Task objective: What you return should be the complete data below, word for word, with no pictures in it.

Element data from apps and pages:
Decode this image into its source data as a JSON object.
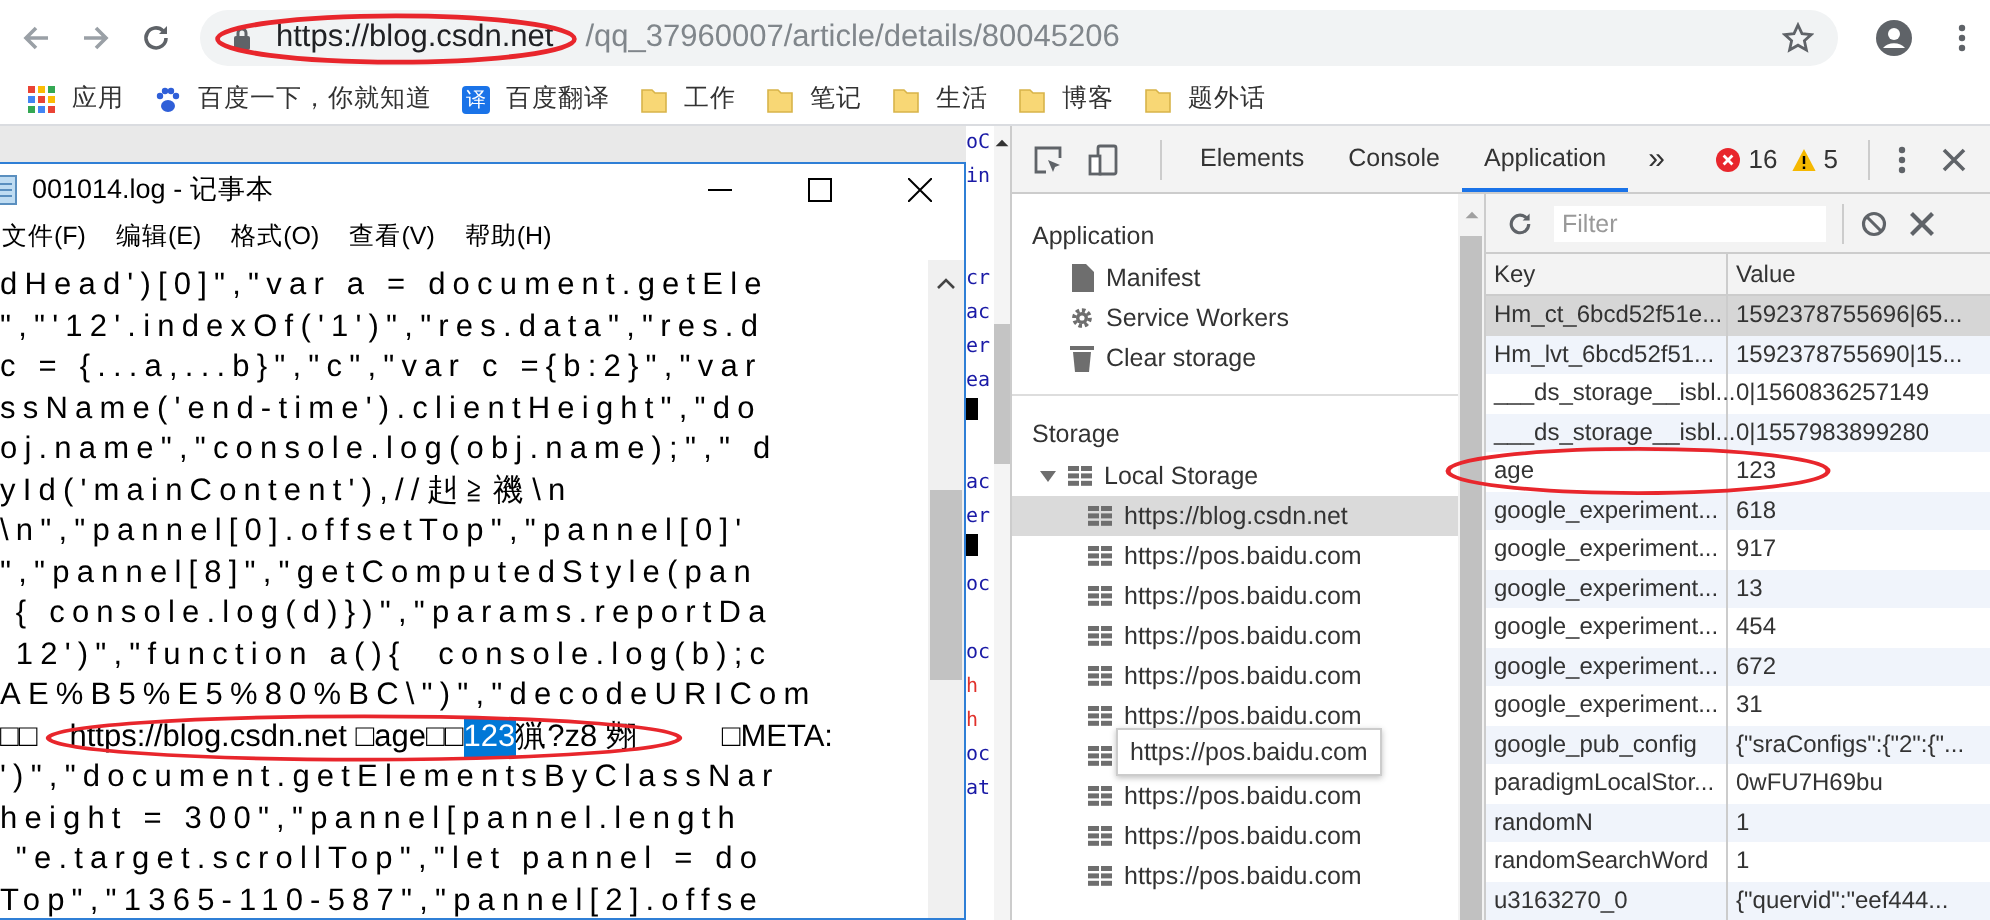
{
  "browser": {
    "url": {
      "host": "https://blog.csdn.net",
      "path": "/qq_37960007/article/details/80045206",
      "circled": true
    }
  },
  "bookmarks": [
    {
      "label": "应用",
      "kind": "apps"
    },
    {
      "label": "百度一下，你就知道",
      "kind": "paw"
    },
    {
      "label": "百度翻译",
      "kind": "translate",
      "badge": "译"
    },
    {
      "label": "工作",
      "kind": "folder"
    },
    {
      "label": "笔记",
      "kind": "folder"
    },
    {
      "label": "生活",
      "kind": "folder"
    },
    {
      "label": "博客",
      "kind": "folder"
    },
    {
      "label": "题外话",
      "kind": "folder"
    }
  ],
  "notepad": {
    "title": "001014.log - 记事本",
    "menu": [
      "文件(F)",
      "编辑(E)",
      "格式(O)",
      "查看(V)",
      "帮助(H)"
    ],
    "lines": [
      {
        "text": "dHead')[0]\",\"var a = document.getEle"
      },
      {
        "text": "\",\"'12'.indexOf('1')\",\"res.data\",\"res.d"
      },
      {
        "text": "c = {...a,...b}\",\"c\",\"var c ={b:2}\",\"var"
      },
      {
        "text": "ssName('end-time').clientHeight\",\"do"
      },
      {
        "text": "oj.name\",\"console.log(obj.name);\",\" d"
      },
      {
        "text": "yId('mainContent'),//赳≧禨\\n"
      },
      {
        "text": "\\n\",\"pannel[0].offsetTop\",\"pannel[0]'"
      },
      {
        "text": "\",\"pannel[8]\",\"getComputedStyle(pan"
      },
      {
        "text": " { console.log(d)})\",\"params.reportDa"
      },
      {
        "text": " 12')\",\"function a(){  console.log(b);c"
      },
      {
        "text": "AE%B5%E5%80%BC\\\")\",\"decodeURICom"
      },
      {
        "kind": "selection",
        "lead": "□□",
        "before": "https://blog.csdn.net □age□□",
        "selected": "123",
        "after": "猟?z8 翙",
        "tail": "□META:",
        "circled": true
      },
      {
        "text": "')\",\"document.getElementsByClassNar"
      },
      {
        "text": "height = 300\",\"pannel[pannel.length"
      },
      {
        "text": " \"e.target.scrollTop\",\"let pannel = do"
      },
      {
        "text": "Top\",\"1365-110-587\",\"pannel[2].offse"
      }
    ]
  },
  "background_editor": [
    {
      "text": "oC",
      "color": "#1a1aa6"
    },
    {
      "text": "in",
      "color": "#1a1aa6"
    },
    {
      "kind": "blank"
    },
    {
      "kind": "blank"
    },
    {
      "text": "cr",
      "color": "#1a1aa6"
    },
    {
      "text": "ac",
      "color": "#1a1aa6"
    },
    {
      "text": "er",
      "color": "#1a1aa6"
    },
    {
      "text": "ea",
      "color": "#1a1aa6"
    },
    {
      "kind": "cursor"
    },
    {
      "kind": "blank"
    },
    {
      "text": "ac",
      "color": "#1a1aa6"
    },
    {
      "text": "er",
      "color": "#1a1aa6"
    },
    {
      "kind": "cursor"
    },
    {
      "text": "oc",
      "color": "#1a1aa6"
    },
    {
      "kind": "blank"
    },
    {
      "text": "oc",
      "color": "#1a1aa6"
    },
    {
      "text": "h",
      "color": "#e0312b"
    },
    {
      "text": "h",
      "color": "#e0312b"
    },
    {
      "text": "oc",
      "color": "#1a1aa6"
    },
    {
      "text": "at",
      "color": "#1a1aa6"
    }
  ],
  "devtools": {
    "tabs": [
      {
        "label": "Elements",
        "selected": false
      },
      {
        "label": "Console",
        "selected": false
      },
      {
        "label": "Application",
        "selected": true
      }
    ],
    "more": "»",
    "errors": "16",
    "warnings": "5",
    "sidebar": {
      "application": {
        "title": "Application",
        "items": [
          {
            "label": "Manifest",
            "kind": "file"
          },
          {
            "label": "Service Workers",
            "kind": "gear"
          },
          {
            "label": "Clear storage",
            "kind": "trash"
          }
        ]
      },
      "storage": {
        "title": "Storage",
        "tree": {
          "label": "Local Storage",
          "expanded": true,
          "children": [
            {
              "label": "https://blog.csdn.net",
              "selected": true
            },
            {
              "label": "https://pos.baidu.com",
              "selected": false
            },
            {
              "label": "https://pos.baidu.com",
              "selected": false
            },
            {
              "label": "https://pos.baidu.com",
              "selected": false
            },
            {
              "label": "https://pos.baidu.com",
              "selected": false
            },
            {
              "label": "https://pos.baidu.com",
              "selected": false
            },
            {
              "tooltip": "https://pos.baidu.com",
              "selected": false
            },
            {
              "label": "https://pos.baidu.com",
              "selected": false
            },
            {
              "label": "https://pos.baidu.com",
              "selected": false
            },
            {
              "label": "https://pos.baidu.com",
              "selected": false
            }
          ]
        }
      }
    },
    "filter": {
      "placeholder": "Filter"
    },
    "table": {
      "columns": [
        "Key",
        "Value"
      ],
      "rows": [
        {
          "key": "Hm_ct_6bcd52f51e...",
          "value": "1592378755696|65...",
          "selected": true
        },
        {
          "key": "Hm_lvt_6bcd52f51...",
          "value": "1592378755690|15...",
          "selected": false
        },
        {
          "key": "___ds_storage__isbl...",
          "value": "0|1560836257149",
          "selected": false
        },
        {
          "key": "___ds_storage__isbl...",
          "value": "0|1557983899280",
          "selected": false
        },
        {
          "key": "age",
          "value": "123",
          "selected": false,
          "circled": true
        },
        {
          "key": "google_experiment...",
          "value": "618",
          "selected": false
        },
        {
          "key": "google_experiment...",
          "value": "917",
          "selected": false
        },
        {
          "key": "google_experiment...",
          "value": "13",
          "selected": false
        },
        {
          "key": "google_experiment...",
          "value": "454",
          "selected": false
        },
        {
          "key": "google_experiment...",
          "value": "672",
          "selected": false
        },
        {
          "key": "google_experiment...",
          "value": "31",
          "selected": false
        },
        {
          "key": "google_pub_config",
          "value": "{\"sraConfigs\":{\"2\":{\"...",
          "selected": false
        },
        {
          "key": "paradigmLocalStor...",
          "value": "0wFU7H69bu",
          "selected": false
        },
        {
          "key": "randomN",
          "value": "1",
          "selected": false
        },
        {
          "key": "randomSearchWord",
          "value": "1",
          "selected": false
        },
        {
          "key": "u3163270_0",
          "value": "{\"quervid\":\"eef444...",
          "selected": false
        }
      ]
    }
  }
}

Response area:
Decode this image into its source data as a JSON object.
{
  "browser": {
    "url": {
      "host": "https://blog.csdn.net",
      "path": "/qq_37960007/article/details/80045206",
      "circled": true
    }
  },
  "bookmarks": [
    {
      "label": "应用",
      "kind": "apps"
    },
    {
      "label": "百度一下，你就知道",
      "kind": "paw"
    },
    {
      "label": "百度翻译",
      "kind": "translate",
      "badge": "译"
    },
    {
      "label": "工作",
      "kind": "folder"
    },
    {
      "label": "笔记",
      "kind": "folder"
    },
    {
      "label": "生活",
      "kind": "folder"
    },
    {
      "label": "博客",
      "kind": "folder"
    },
    {
      "label": "题外话",
      "kind": "folder"
    }
  ],
  "notepad": {
    "title": "001014.log - 记事本",
    "menu": [
      "文件(F)",
      "编辑(E)",
      "格式(O)",
      "查看(V)",
      "帮助(H)"
    ],
    "lines": [
      {
        "text": "dHead')[0]\",\"var a = document.getEle"
      },
      {
        "text": "\",\"'12'.indexOf('1')\",\"res.data\",\"res.d"
      },
      {
        "text": "c = {...a,...b}\",\"c\",\"var c ={b:2}\",\"var"
      },
      {
        "text": "ssName('end-time').clientHeight\",\"do"
      },
      {
        "text": "oj.name\",\"console.log(obj.name);\",\" d"
      },
      {
        "text": "yId('mainContent'),//赳≧禨\\n"
      },
      {
        "text": "\\n\",\"pannel[0].offsetTop\",\"pannel[0]'"
      },
      {
        "text": "\",\"pannel[8]\",\"getComputedStyle(pan"
      },
      {
        "text": " { console.log(d)})\",\"params.reportDa"
      },
      {
        "text": " 12')\",\"function a(){  console.log(b);c"
      },
      {
        "text": "AE%B5%E5%80%BC\\\")\",\"decodeURICom"
      },
      {
        "kind": "selection",
        "lead": "□□",
        "before": "https://blog.csdn.net □age□□",
        "selected": "123",
        "after": "猟?z8 翙",
        "tail": "□META:",
        "circled": true
      },
      {
        "text": "')\",\"document.getElementsByClassNar"
      },
      {
        "text": "height = 300\",\"pannel[pannel.length"
      },
      {
        "text": " \"e.target.scrollTop\",\"let pannel = do"
      },
      {
        "text": "Top\",\"1365-110-587\",\"pannel[2].offse"
      }
    ]
  },
  "background_editor": [
    {
      "text": "oC",
      "color": "#1a1aa6"
    },
    {
      "text": "in",
      "color": "#1a1aa6"
    },
    {
      "kind": "blank"
    },
    {
      "kind": "blank"
    },
    {
      "text": "cr",
      "color": "#1a1aa6"
    },
    {
      "text": "ac",
      "color": "#1a1aa6"
    },
    {
      "text": "er",
      "color": "#1a1aa6"
    },
    {
      "text": "ea",
      "color": "#1a1aa6"
    },
    {
      "kind": "cursor"
    },
    {
      "kind": "blank"
    },
    {
      "text": "ac",
      "color": "#1a1aa6"
    },
    {
      "text": "er",
      "color": "#1a1aa6"
    },
    {
      "kind": "cursor"
    },
    {
      "text": "oc",
      "color": "#1a1aa6"
    },
    {
      "kind": "blank"
    },
    {
      "text": "oc",
      "color": "#1a1aa6"
    },
    {
      "text": "h",
      "color": "#e0312b"
    },
    {
      "text": "h",
      "color": "#e0312b"
    },
    {
      "text": "oc",
      "color": "#1a1aa6"
    },
    {
      "text": "at",
      "color": "#1a1aa6"
    }
  ],
  "devtools": {
    "tabs": [
      {
        "label": "Elements",
        "selected": false
      },
      {
        "label": "Console",
        "selected": false
      },
      {
        "label": "Application",
        "selected": true
      }
    ],
    "more": "»",
    "errors": "16",
    "warnings": "5",
    "sidebar": {
      "application": {
        "title": "Application",
        "items": [
          {
            "label": "Manifest",
            "kind": "file"
          },
          {
            "label": "Service Workers",
            "kind": "gear"
          },
          {
            "label": "Clear storage",
            "kind": "trash"
          }
        ]
      },
      "storage": {
        "title": "Storage",
        "tree": {
          "label": "Local Storage",
          "expanded": true,
          "children": [
            {
              "label": "https://blog.csdn.net",
              "selected": true
            },
            {
              "label": "https://pos.baidu.com",
              "selected": false
            },
            {
              "label": "https://pos.baidu.com",
              "selected": false
            },
            {
              "label": "https://pos.baidu.com",
              "selected": false
            },
            {
              "label": "https://pos.baidu.com",
              "selected": false
            },
            {
              "label": "https://pos.baidu.com",
              "selected": false
            },
            {
              "tooltip": "https://pos.baidu.com",
              "selected": false
            },
            {
              "label": "https://pos.baidu.com",
              "selected": false
            },
            {
              "label": "https://pos.baidu.com",
              "selected": false
            },
            {
              "label": "https://pos.baidu.com",
              "selected": false
            }
          ]
        }
      }
    },
    "filter": {
      "placeholder": "Filter"
    },
    "table": {
      "columns": [
        "Key",
        "Value"
      ],
      "rows": [
        {
          "key": "Hm_ct_6bcd52f51e...",
          "value": "1592378755696|65...",
          "selected": true
        },
        {
          "key": "Hm_lvt_6bcd52f51...",
          "value": "1592378755690|15...",
          "selected": false
        },
        {
          "key": "___ds_storage__isbl...",
          "value": "0|1560836257149",
          "selected": false
        },
        {
          "key": "___ds_storage__isbl...",
          "value": "0|1557983899280",
          "selected": false
        },
        {
          "key": "age",
          "value": "123",
          "selected": false,
          "circled": true
        },
        {
          "key": "google_experiment...",
          "value": "618",
          "selected": false
        },
        {
          "key": "google_experiment...",
          "value": "917",
          "selected": false
        },
        {
          "key": "google_experiment...",
          "value": "13",
          "selected": false
        },
        {
          "key": "google_experiment...",
          "value": "454",
          "selected": false
        },
        {
          "key": "google_experiment...",
          "value": "672",
          "selected": false
        },
        {
          "key": "google_experiment...",
          "value": "31",
          "selected": false
        },
        {
          "key": "google_pub_config",
          "value": "{\"sraConfigs\":{\"2\":{\"...",
          "selected": false
        },
        {
          "key": "paradigmLocalStor...",
          "value": "0wFU7H69bu",
          "selected": false
        },
        {
          "key": "randomN",
          "value": "1",
          "selected": false
        },
        {
          "key": "randomSearchWord",
          "value": "1",
          "selected": false
        },
        {
          "key": "u3163270_0",
          "value": "{\"quervid\":\"eef444...",
          "selected": false
        }
      ]
    }
  }
}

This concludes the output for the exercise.